- Karen Edmond
First Nation Activist Mrs. Debra White Plume Passed Away on Nov 10, 2020.
First Nation Warrior and activist Debra White Plume was a direct descendant of the Oglala Lakota located in South Dakota. White Plume led various protests against treaty violations, land infringement, water rights, and was an active advocate and volunteer of the Wounded Knee uprising in the 70's. Per a Democracy Now interview with Mrs. White Plume, the host asked, "why did they up rise during the 70s?" Wherewith Mrs. White Plume responded because "at the time everybody was fed up." https://www.youtube.com/watch?v=ikNKhht0pt0 (Mrs. White Plum pictured with her son and activist Alex White Plume November 28, 2015.)
In an interview with Democracy Now host Amy Goodman, Mrs. White Plume shared how the Civil Rights Movement of the 60s gave strength to 1st Nation people on the reservation to take a stand despite the odds against them historically. The Civil Rights Movement resonated with their people who suffered liked atrocities that Black citizenship did. The historic uprising took place at "Wounded Knee, South Dakota, on the Pine Ridge Indian Reservation Feb 1973. (Pictured below female 1st Nation watch woman)https://www.nlm.nih.gov/nativevoices/timeline/535.html
Wounded Knee is a unique site because of its correlation to the Indian Removal Act of 1830 authorized by President Andrew Jackson (the guy on the $20 bill whose image will be replaced by Harriet Tubman shortly.) The Indian Removal Act executes one of the many attempts to relocate and enforce a type of genocide focused on East Coast, 1st Nation tribes of North America. https://www.nytimes.com/2020/11/27/us/debra-white-dead.html

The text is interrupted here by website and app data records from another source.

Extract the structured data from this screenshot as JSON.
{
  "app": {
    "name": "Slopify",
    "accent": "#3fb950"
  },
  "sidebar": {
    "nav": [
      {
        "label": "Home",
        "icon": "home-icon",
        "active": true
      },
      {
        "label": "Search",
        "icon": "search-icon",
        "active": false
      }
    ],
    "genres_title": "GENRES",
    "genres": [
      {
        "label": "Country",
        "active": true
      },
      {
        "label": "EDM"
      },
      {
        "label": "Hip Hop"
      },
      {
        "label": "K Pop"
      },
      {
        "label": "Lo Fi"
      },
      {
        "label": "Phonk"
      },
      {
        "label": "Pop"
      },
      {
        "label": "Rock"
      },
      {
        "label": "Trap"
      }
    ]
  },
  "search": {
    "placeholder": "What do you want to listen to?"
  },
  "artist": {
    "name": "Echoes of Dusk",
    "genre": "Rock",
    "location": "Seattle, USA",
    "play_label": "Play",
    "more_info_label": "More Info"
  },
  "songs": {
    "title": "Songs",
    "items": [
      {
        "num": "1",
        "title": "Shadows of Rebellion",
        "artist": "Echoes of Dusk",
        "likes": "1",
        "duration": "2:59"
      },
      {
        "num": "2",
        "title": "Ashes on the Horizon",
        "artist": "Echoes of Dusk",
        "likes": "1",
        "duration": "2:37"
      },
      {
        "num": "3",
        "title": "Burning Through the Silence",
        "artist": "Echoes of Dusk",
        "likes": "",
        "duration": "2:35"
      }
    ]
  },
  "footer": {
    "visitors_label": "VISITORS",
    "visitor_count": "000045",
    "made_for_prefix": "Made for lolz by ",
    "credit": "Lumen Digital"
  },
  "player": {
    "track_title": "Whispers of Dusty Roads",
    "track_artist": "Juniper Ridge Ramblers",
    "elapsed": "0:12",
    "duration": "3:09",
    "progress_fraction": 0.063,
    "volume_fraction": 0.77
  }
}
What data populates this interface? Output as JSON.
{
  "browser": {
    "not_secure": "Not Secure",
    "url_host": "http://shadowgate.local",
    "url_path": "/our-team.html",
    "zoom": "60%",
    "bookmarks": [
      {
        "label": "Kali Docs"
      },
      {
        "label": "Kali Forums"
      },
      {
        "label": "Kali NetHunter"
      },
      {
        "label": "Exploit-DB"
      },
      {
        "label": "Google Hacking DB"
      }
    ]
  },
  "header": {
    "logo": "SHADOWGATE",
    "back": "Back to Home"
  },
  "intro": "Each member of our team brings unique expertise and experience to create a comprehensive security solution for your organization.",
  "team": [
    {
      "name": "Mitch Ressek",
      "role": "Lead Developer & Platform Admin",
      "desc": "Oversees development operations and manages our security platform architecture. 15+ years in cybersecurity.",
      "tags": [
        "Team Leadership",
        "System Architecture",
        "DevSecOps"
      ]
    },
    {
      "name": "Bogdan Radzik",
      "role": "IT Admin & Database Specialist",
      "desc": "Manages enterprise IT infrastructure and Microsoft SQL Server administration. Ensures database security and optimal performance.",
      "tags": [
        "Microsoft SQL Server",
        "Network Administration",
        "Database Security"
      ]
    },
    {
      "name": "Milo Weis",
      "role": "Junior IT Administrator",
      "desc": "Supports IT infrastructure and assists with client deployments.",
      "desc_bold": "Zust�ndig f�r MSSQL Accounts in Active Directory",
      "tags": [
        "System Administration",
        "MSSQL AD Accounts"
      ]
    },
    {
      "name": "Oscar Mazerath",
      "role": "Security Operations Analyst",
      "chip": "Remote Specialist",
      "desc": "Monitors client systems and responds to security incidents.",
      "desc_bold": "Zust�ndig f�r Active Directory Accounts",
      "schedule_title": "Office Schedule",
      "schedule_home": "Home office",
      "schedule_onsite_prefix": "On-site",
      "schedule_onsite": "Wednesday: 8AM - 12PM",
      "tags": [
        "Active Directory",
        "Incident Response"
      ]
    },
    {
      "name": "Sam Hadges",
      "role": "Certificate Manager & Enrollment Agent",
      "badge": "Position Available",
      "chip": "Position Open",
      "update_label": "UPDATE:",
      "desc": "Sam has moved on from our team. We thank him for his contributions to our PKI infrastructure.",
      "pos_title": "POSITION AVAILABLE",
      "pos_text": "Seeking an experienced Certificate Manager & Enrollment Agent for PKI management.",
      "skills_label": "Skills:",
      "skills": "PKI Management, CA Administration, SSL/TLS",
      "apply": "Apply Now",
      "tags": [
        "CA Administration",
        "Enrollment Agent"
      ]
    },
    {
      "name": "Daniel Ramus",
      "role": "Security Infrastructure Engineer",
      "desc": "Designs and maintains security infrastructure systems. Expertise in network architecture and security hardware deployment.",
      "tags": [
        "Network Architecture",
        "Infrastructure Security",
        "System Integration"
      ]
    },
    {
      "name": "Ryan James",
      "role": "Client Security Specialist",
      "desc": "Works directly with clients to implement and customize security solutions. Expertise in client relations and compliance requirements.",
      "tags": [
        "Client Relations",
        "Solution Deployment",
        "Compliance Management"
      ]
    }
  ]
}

Colonist feared the collaboration of 1st Nation Tribes and Africans being that populations where building communications and families whether in slavery or not. Much like the Seminoles in Florida that lead to numerous uprisings with much success in achieving their goals at the time.
(Pictured below sacred ghost dance in response to massacre at Wounded Knee)
Mrs. Deborah White Plume's legacy will continue to shine on and be an example of doing the right thing even when the world's against you just because of your 1st Nation. Mrs. White Plume passed at only 66 years old.
A famous quote from Mrs. Debra White Plume: "I'm Lakota, I'm a woman, and water is the domain of the women in our nation," she said in working to protect it."
Thank you for reading! Happy 1st Nation Month.
Reading Material "Nation to Nation: Treaties Between the United States and American Indian Nations.